Animal roundworms (toxocarosis) also get into human intestines in the egg form and the hatched larvae get into the bloodstream. However, here their development ends and the larvae do not return into the intestine to finish their lifecycle.


The manifestations of the roundworm infection include digestive symptoms (diarrhea, loss of appetite, abdominal pain, weight loss) and lung symptoms (dry cough). Exceptionally, multiple roundworms may clog the intestine and cause dangerous intestinal obstruction. Very rarely, some of the worms enter the bile duct and block it disrupting the bile flow and causing jaundice.


Animal roundworms (toxocarosis) can attack many organs including the eye causing vision disturbances.


The suspicion of a parasitic infection can occur from the blood count, where there is increased number of specific white blood cells known as the eosinophils.
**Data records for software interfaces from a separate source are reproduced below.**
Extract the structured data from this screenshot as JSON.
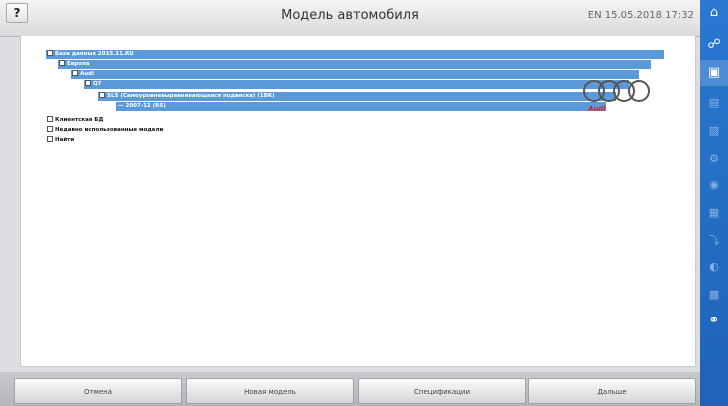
{
  "title_bar": {
    "help_label": "?",
    "title": "Модель автомобиля",
    "status": "EN 15.05.2018 17:32"
  },
  "tree": [
    {
      "label": "База данных 2015.11.RU",
      "selected": true
    },
    {
      "label": "Европа",
      "selected": true
    },
    {
      "label": "Audi",
      "selected": true
    },
    {
      "label": "Q7",
      "selected": true
    },
    {
      "label": "SLS (Самоуровневыравнивающаяся подвеска) (1BK)",
      "selected": true
    },
    {
      "label": "2007-12 (RS)",
      "selected": true
    },
    {
      "label": "Клиентская БД",
      "selected": false
    },
    {
      "label": "Недавно использованные модели",
      "selected": false
    },
    {
      "label": "Найти",
      "selected": false
    }
  ],
  "brand": {
    "name": "Audi",
    "color": "#d81f26"
  },
  "toolbar": {
    "cancel_label": "Отмена",
    "new_model_label": "Новая модель",
    "specs_label": "Спецификации",
    "next_label": "Дальше"
  },
  "sidebar_icons": [
    "home-icon",
    "person-icon",
    "car-icon",
    "list-icon",
    "card-icon",
    "gear-icon",
    "settings-icon",
    "document-icon",
    "plug-icon",
    "globe-icon",
    "print-icon",
    "connect-icon"
  ],
  "colors": {
    "accent": "#2a78d0",
    "selection": "#5b9ad8"
  }
}
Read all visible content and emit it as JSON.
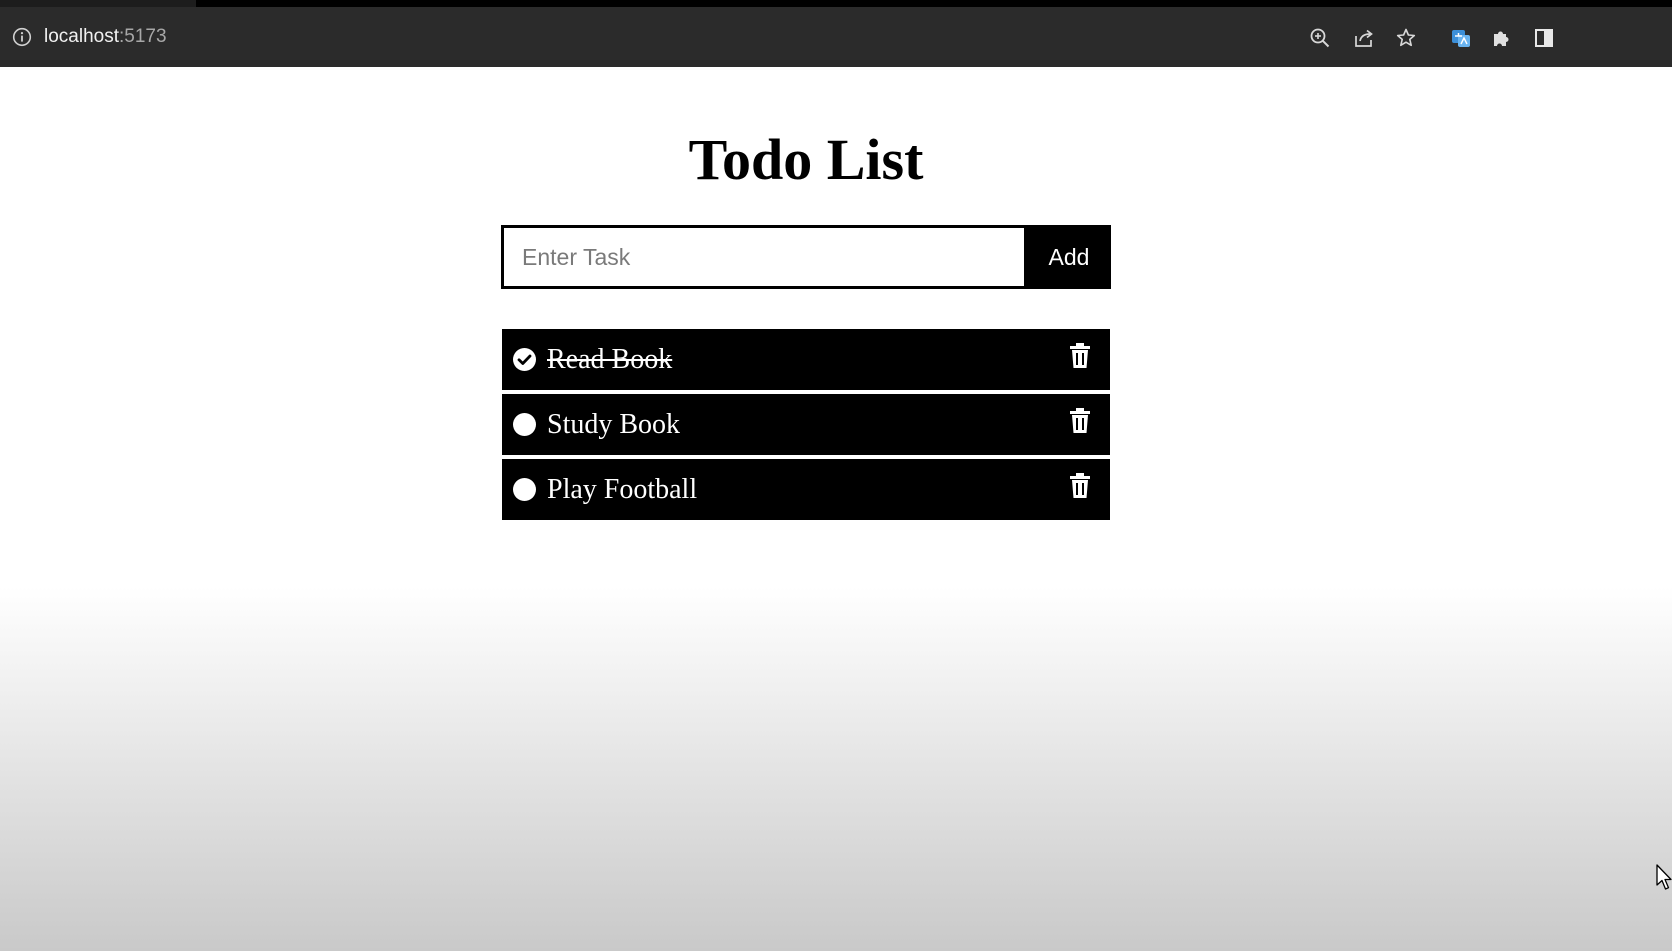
{
  "browser": {
    "url_host": "localhost",
    "url_port": ":5173",
    "toolbar_icons": [
      "info-icon",
      "zoom-icon",
      "share-icon",
      "bookmark-star-icon",
      "translate-extension-icon",
      "extensions-puzzle-icon",
      "side-panel-icon"
    ]
  },
  "app": {
    "title": "Todo List",
    "input": {
      "placeholder": "Enter Task",
      "value": ""
    },
    "add_label": "Add",
    "tasks": [
      {
        "text": "Read Book",
        "completed": true
      },
      {
        "text": "Study Book",
        "completed": false
      },
      {
        "text": "Play Football",
        "completed": false
      }
    ]
  },
  "colors": {
    "item_background": "#000000",
    "item_text": "#ffffff",
    "chrome_background": "#2b2b2b"
  }
}
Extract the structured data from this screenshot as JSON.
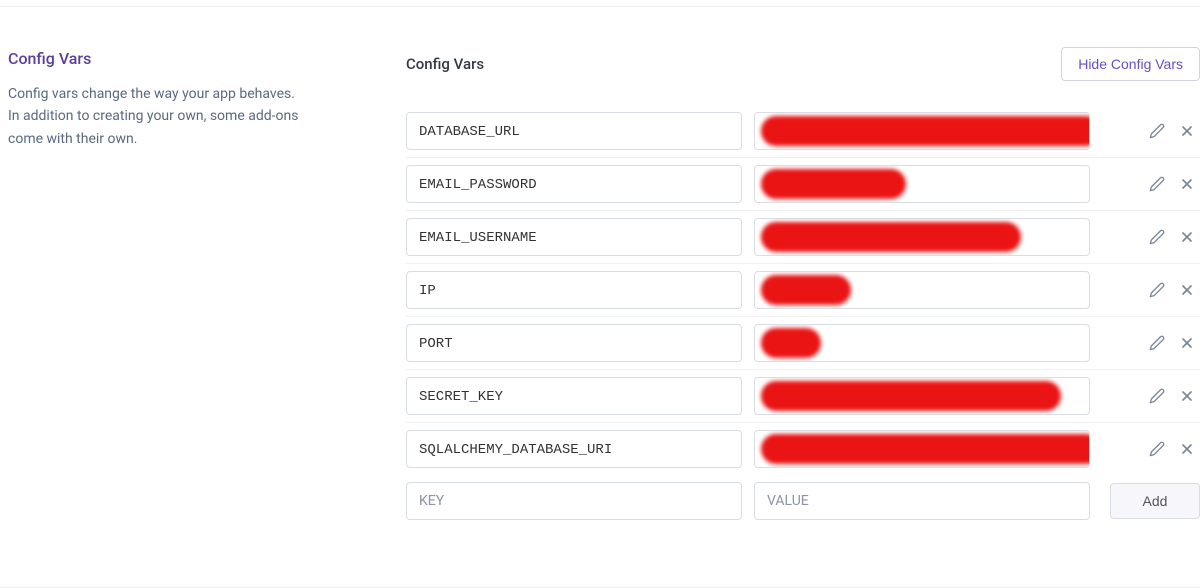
{
  "sidebar": {
    "title": "Config Vars",
    "description": "Config vars change the way your app behaves. In addition to creating your own, some add-ons come with their own."
  },
  "main": {
    "heading": "Config Vars",
    "toggle_button": "Hide Config Vars",
    "add_button": "Add",
    "new_key_placeholder": "KEY",
    "new_value_placeholder": "VALUE"
  },
  "config_vars": [
    {
      "key": "DATABASE_URL",
      "redact_width": 340
    },
    {
      "key": "EMAIL_PASSWORD",
      "redact_width": 145
    },
    {
      "key": "EMAIL_USERNAME",
      "redact_width": 260
    },
    {
      "key": "IP",
      "redact_width": 90
    },
    {
      "key": "PORT",
      "redact_width": 60
    },
    {
      "key": "SECRET_KEY",
      "redact_width": 300
    },
    {
      "key": "SQLALCHEMY_DATABASE_URI",
      "redact_width": 340
    }
  ]
}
The final confirmation can be done by microbiological examination of the stool with finding of roundworm eggs or the larvae.


Basic hygiene habits are the best way of prevention. When abroad in less civilized countries, it is advisable to take food and fluid from unknown sources and wash any fruits or vegetables before eating them. House pets should be regularly dewormed (ask your vet).


The roundworms can be treated by special anti-parasitic drugs administered in form of tablets.


Jiri Stefanek, MD  Author of texts: Jiri Stefanek, MD
 Sources: basic text sources